◆ **Task to carry out**: Please copy out every line in the entries that includes the word "this".

Extracted data below:

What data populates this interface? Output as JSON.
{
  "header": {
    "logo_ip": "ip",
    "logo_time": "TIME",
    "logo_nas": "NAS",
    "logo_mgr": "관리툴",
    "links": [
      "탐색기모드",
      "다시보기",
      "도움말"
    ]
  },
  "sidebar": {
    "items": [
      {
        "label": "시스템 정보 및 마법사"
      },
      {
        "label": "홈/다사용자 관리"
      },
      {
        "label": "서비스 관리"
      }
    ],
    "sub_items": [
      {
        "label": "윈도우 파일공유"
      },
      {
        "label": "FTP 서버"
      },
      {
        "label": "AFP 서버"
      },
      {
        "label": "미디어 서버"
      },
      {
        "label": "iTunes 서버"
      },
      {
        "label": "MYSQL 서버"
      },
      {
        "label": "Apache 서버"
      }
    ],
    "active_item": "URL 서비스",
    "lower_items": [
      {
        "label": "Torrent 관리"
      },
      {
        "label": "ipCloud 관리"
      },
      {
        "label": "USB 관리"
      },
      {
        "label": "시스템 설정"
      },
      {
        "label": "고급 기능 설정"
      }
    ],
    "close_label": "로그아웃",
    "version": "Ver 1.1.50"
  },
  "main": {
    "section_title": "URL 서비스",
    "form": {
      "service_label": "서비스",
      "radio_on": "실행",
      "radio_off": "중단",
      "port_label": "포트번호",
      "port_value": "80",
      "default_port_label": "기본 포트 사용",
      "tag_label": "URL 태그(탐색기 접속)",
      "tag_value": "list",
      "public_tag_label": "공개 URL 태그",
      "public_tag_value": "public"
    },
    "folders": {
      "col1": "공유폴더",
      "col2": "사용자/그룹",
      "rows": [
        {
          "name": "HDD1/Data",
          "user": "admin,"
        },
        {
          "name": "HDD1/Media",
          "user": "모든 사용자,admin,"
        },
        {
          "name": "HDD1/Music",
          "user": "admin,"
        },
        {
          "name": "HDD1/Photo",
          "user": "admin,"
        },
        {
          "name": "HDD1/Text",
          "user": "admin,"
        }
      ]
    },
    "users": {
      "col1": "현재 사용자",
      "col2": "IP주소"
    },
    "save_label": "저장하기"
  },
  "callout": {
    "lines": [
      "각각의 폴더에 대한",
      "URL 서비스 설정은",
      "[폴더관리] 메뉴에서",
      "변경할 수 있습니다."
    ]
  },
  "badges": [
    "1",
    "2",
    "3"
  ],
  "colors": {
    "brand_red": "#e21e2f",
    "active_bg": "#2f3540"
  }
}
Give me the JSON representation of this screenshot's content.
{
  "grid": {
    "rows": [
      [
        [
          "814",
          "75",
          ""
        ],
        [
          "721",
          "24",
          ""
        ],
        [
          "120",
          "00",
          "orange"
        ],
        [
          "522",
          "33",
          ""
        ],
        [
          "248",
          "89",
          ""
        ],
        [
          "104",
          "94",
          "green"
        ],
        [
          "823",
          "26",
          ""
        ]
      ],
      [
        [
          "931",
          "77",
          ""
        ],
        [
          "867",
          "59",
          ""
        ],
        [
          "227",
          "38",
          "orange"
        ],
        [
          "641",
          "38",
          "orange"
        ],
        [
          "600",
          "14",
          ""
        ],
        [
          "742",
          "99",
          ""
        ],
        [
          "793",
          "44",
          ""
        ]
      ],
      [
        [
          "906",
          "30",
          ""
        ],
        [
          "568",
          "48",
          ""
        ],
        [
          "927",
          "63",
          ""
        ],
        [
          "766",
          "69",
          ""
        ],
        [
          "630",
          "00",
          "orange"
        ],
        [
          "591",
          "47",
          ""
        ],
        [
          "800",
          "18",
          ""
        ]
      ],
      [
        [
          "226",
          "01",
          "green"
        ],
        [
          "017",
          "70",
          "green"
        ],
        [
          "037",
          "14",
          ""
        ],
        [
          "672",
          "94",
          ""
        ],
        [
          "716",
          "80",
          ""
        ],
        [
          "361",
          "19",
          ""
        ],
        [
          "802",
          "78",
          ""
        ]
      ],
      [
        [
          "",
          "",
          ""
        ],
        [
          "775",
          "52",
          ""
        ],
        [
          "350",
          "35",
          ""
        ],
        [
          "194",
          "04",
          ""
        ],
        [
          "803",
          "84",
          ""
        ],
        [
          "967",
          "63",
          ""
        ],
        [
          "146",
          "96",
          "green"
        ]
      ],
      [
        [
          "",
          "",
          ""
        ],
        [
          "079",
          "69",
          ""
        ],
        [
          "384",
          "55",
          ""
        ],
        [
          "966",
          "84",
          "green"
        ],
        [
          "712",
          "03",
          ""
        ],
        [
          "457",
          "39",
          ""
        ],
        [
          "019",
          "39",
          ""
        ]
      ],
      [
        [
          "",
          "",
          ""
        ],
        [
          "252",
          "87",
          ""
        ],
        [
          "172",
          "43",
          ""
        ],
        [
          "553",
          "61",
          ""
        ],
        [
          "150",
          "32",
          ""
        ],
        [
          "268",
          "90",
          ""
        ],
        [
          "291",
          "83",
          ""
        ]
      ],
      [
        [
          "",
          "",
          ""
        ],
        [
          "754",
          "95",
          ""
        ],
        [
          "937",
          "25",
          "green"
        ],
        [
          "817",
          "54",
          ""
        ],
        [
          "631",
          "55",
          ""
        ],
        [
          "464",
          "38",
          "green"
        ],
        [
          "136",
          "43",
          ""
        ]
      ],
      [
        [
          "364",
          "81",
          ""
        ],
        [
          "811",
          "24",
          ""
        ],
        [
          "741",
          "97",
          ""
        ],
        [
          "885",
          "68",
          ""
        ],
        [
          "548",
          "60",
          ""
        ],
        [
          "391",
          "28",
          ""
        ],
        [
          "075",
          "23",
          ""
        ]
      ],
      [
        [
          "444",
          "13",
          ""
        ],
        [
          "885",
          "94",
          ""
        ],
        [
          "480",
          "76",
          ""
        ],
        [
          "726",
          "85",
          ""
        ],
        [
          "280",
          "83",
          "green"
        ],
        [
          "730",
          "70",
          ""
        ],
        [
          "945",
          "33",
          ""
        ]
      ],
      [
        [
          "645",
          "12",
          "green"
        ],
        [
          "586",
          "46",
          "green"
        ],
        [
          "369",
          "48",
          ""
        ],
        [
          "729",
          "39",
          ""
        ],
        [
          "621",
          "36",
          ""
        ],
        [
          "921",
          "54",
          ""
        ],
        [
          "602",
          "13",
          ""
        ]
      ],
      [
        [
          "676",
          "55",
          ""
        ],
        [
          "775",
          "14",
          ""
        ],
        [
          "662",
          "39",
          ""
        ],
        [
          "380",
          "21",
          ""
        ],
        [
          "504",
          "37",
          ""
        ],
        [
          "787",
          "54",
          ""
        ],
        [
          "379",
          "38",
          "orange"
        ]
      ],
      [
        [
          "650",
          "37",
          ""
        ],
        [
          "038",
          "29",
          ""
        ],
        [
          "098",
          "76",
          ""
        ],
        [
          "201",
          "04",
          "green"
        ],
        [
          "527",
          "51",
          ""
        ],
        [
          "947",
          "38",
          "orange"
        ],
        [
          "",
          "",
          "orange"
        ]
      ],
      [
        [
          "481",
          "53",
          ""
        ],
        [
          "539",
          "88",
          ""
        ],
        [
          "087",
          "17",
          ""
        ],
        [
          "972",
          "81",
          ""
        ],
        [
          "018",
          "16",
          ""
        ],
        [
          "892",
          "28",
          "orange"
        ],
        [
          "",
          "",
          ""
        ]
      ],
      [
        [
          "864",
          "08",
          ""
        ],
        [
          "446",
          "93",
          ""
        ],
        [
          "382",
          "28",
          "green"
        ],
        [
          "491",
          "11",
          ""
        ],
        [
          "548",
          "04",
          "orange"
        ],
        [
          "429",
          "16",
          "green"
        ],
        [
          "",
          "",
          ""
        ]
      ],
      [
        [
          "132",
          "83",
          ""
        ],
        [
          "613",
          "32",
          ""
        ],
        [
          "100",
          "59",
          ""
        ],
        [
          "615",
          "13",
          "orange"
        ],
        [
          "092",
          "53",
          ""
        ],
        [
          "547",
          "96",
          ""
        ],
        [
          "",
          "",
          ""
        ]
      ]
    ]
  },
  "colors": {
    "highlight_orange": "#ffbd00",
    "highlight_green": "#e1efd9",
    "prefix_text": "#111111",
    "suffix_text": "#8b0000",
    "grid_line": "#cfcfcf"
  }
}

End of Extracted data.

◆ **Written answer**:
What data populates this interface? Output as JSON.
Give me the JSON representation of this screenshot's content.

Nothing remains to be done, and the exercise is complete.